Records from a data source
****

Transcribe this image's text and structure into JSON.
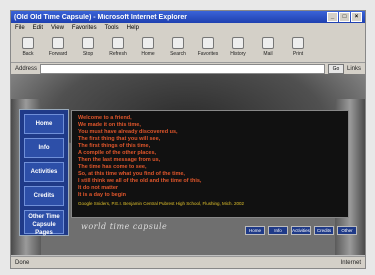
{
  "window": {
    "title": "(Old Old Time Capsule) - Microsoft Internet Explorer"
  },
  "menu": [
    "File",
    "Edit",
    "View",
    "Favorites",
    "Tools",
    "Help"
  ],
  "toolbar": [
    "Back",
    "Forward",
    "Stop",
    "Refresh",
    "Home",
    "Search",
    "Favorites",
    "History",
    "Mail",
    "Print"
  ],
  "address": {
    "label": "Address",
    "value": "",
    "go": "Go",
    "links": "Links"
  },
  "nav": [
    {
      "label": "Home"
    },
    {
      "label": "Info"
    },
    {
      "label": "Activities"
    },
    {
      "label": "Credits"
    },
    {
      "label": "Other Time Capsule Pages"
    }
  ],
  "content": {
    "lines": [
      "Welcome to a friend,",
      "We made it on this time,",
      "You must have already discovered us,",
      "The first thing that you will see,",
      "The first things of this time,",
      "A compile of the other places,",
      "Then the last message from us,",
      "The time has come to see,",
      "So, at this time what you find of the time,",
      "I still think we all of the old and the time of this,",
      "It do not matter",
      "It is a day to begin"
    ],
    "credit": "Google Sniders, P.E.I. Benjamin Central Pubrest High School, Flushing, Mich. 2002"
  },
  "footer": {
    "title": "world time capsule"
  },
  "pager": [
    "Home",
    "Info",
    "Activities",
    "Credits",
    "Other"
  ],
  "status": {
    "left": "Done",
    "right": "Internet"
  }
}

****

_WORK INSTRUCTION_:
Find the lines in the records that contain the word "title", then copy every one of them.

_WORKED SOLUTION_:
    "title": "(Old Old Time Capsule) - Microsoft Internet Explorer"
    "title": "world time capsule"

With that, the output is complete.